Speaking of having to look at everything -- I stopped in Urban Outfitters across the street because a) they were having a buy-one-get-one-half-off sale on those black jeans I wear constantly for work and b) because I like to look at their Urban Renewal stuff, though this season it seems to be mostly butchered Levi's. (I still look at UO even though I know they are design-stealing provocateurs whose leadership supports gag-inducing political candidates. I know.) Anyway, now I feel stupid for even bringing up UO and what I'm about to post next but here I go. Look at this little ceramic mushroom bowl with a leak-proof (albeit plastic) lid!
I knew I shouldn't have been as excited about this as I was. (God knows where and how it was made. Plastic lid. Heavy for travel because it's ceramic.) But I couldn't talk myself down from the ledge on this one. Why? First of all -- it's ceramic and feels nice. The lid is pretty secure. It looks like a normal bowl! Also it's in Urban Outfitters housewares.
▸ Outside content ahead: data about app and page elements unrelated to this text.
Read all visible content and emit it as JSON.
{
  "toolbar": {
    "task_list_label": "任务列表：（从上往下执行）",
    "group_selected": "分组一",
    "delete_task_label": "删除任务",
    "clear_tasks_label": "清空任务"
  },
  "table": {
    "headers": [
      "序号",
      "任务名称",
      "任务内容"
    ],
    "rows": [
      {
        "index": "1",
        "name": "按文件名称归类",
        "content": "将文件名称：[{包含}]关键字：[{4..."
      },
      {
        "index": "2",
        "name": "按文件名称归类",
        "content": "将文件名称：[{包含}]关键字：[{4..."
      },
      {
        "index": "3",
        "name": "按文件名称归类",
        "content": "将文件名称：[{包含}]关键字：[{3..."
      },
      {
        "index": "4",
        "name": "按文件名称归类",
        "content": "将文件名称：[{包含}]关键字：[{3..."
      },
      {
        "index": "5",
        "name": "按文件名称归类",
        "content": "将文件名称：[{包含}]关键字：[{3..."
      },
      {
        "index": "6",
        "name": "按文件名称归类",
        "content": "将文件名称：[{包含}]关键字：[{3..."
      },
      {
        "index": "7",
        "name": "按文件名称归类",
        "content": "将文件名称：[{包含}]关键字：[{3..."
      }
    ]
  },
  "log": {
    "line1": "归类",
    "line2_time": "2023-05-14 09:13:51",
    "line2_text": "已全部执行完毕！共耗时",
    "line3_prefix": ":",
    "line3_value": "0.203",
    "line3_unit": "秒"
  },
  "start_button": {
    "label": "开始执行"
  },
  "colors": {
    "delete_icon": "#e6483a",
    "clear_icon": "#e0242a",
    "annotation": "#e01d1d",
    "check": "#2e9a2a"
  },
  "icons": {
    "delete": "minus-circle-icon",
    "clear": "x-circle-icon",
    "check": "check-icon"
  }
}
The kids should be encouraged by fashionable mushroom-themed home goods. Inspired to bring their lunch (or breakfast!) (or brunch!) to work! Or school, I guess - wherever the kids go. Go kids, go!
I mean, I didn't get it. I just liked that it would put the idea in someone's head that they could use a reusable container and bring their own food...somewhere, skipping takeout plastic.
This trip has been more successful avoiding plastic than pretty much any other trip in my life. I skipped the Terra chips on the plane, even! I can thank #plasticfreejuly for that inspiration. Thanks, dudes. Hopefully I can continue without the crutch of a hashtag on social media.